Rev Nigel Genders, the Church's chief education officer, said: "Our schools are about far more than the land or the buildings we own, they are about the education we provide for the whole child. We are a big player and any reports of our demise are greatly exaggerated. We look forward to continuing discussions with Government."
Columnist Laura McInerney wrote in The Guardian that the Education and Adoption Bill currently going through Parliament will require the government "to grab land from the churches" under measures that compel the education secretary to force a takeover of schools rated by inspectors as inadequate.
"No discretion will be allowed. If the school is not yet an academy, it will be pushed into becoming one," she wrote.
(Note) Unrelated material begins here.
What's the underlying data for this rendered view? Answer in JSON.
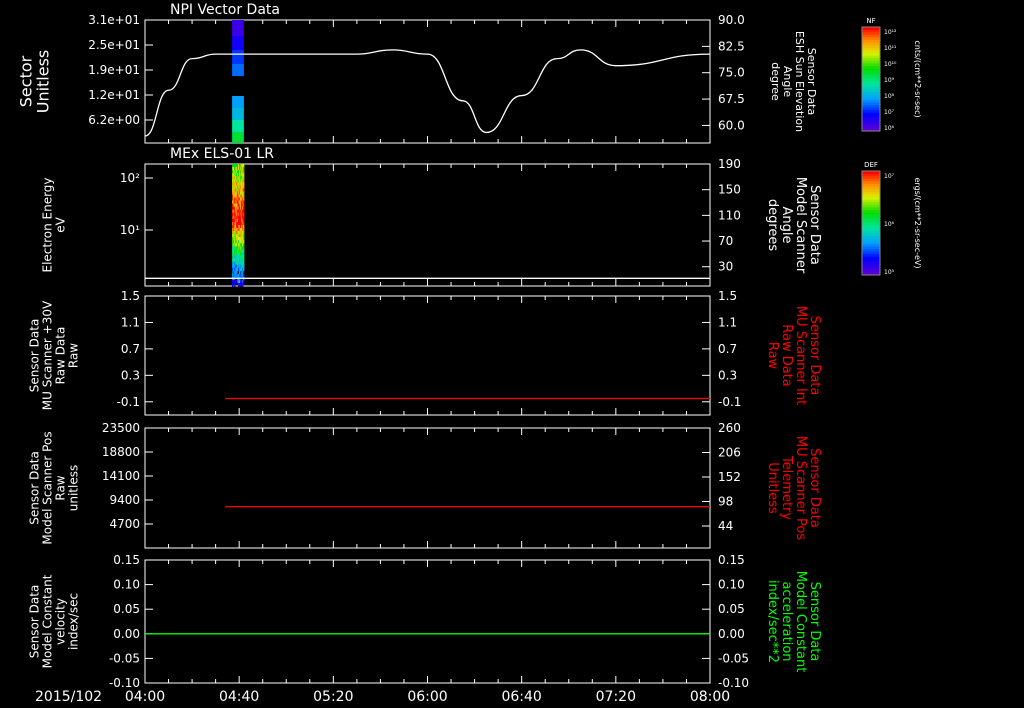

There are currently more than 4,500 Church of England, more than 2,000 Catholic, more than 30 Jewish and more than 11 Muslim state maintained schools, a third of the total. There are also few Hindu, Sikh and other faith schools. The Roman Catholic Church ruled out opening any new Catholic academies because of a cap on faith-based admissions. The faiths own the land and the buildings of these schools.